Ben Shapiro recently broke down Trump’s recent travel ban in an article on his website, as well as an episode on his show. On both of which, he makes pretty solid arguments as to why the “Muslim ban” label is simply not accurate, as well as why the media is completely irresponsible for running with this narrative. According to the Pew Research Center, countries such as Indonesia, India, Pakistan, Bangladesh, Nigeria, and Egypt have the six largest Muslim populations on the planet–more so than any of the seven targeted countries–and none of them are included in this executive order. In fact, Iran is the only one of the seven countries named that even makes it into the top ten.
Another Brick in the Wall
Another controversial policy regarding immigration recently put forth is the building of the roughly 1,300 mile wall along the southern U.S. border, a project that could cost anywhere between $15-25 billion. As NPR’s immigration correspondent, John Burnett, points out, this isn’t as simple as it may sound. A wall or fence will be a physical barrier, but alone will not be that effective. There needs to be laborers to build it, and there has been a call for 5,000 new border patrol agents to enforce these laws; an expansion by approximately 25 percent of the existing force. There will also have to be stadium lights, camera towers, and ground sensors.
Given all the controversy, it is important to shine some light on the similar, but much less controversial, Secure Fence Act of 2006 put into effect under the Bush administration. The fence covered around 700 miles, a third of the approximately 2,000 mile border, and the cost was about $2.4 billion. This bill had overwhelmingly bipartisan support. Including many prominent Democrats such as then Senator Barack Obama, Hillary Clinton, Joe Biden, and Chuck Schumer. The line of reasoning then was basically the same as it is now. One of the few exceptions to vote in opposition to this project was Bernie Sanders.
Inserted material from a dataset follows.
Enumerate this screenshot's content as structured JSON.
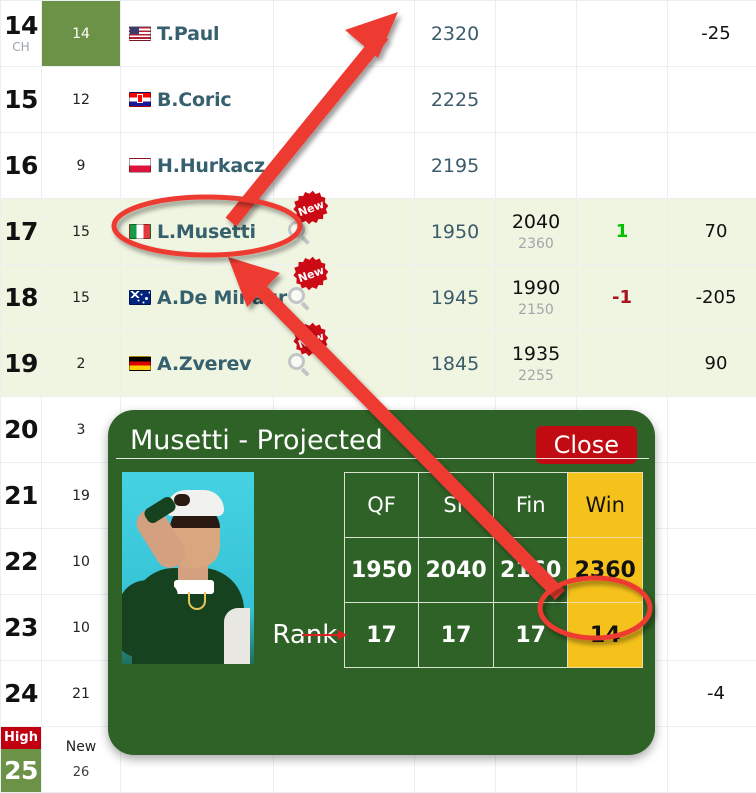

This extent of controversy among the masses surrounding deportations may be relatively new, but this is another area where the policies are not. Barack Obama, who was no stranger to strict immigration policies, deported millions of undocumented people during his time in office. About 2.5 million, to be precise. Literally more than any other president in U.S. History. The number of illegal immigrants deported under Obama’s predecessor, George W. Bush, was just over 2 million. To put each of these administrations into perspective: In the 105 years between 1892 and 1997, the U.S. deported about 2.1 million people. Under the previous two Presidents, the U.S. more than doubled the amount of people moved out of the country in over a century.
In short, all of the recent hysteria surrounding these policies is a bit short-sighted and blown out of proportion. We should no doubt hold our elected officials accountable.
However, this should not be limited to just speaking out against those on the ‘other’ team. If you hate Trump for his immigration policies, yet admire the past Democratic presidents mentioned by default due to their political affiliation, you should probably do a little bit of research.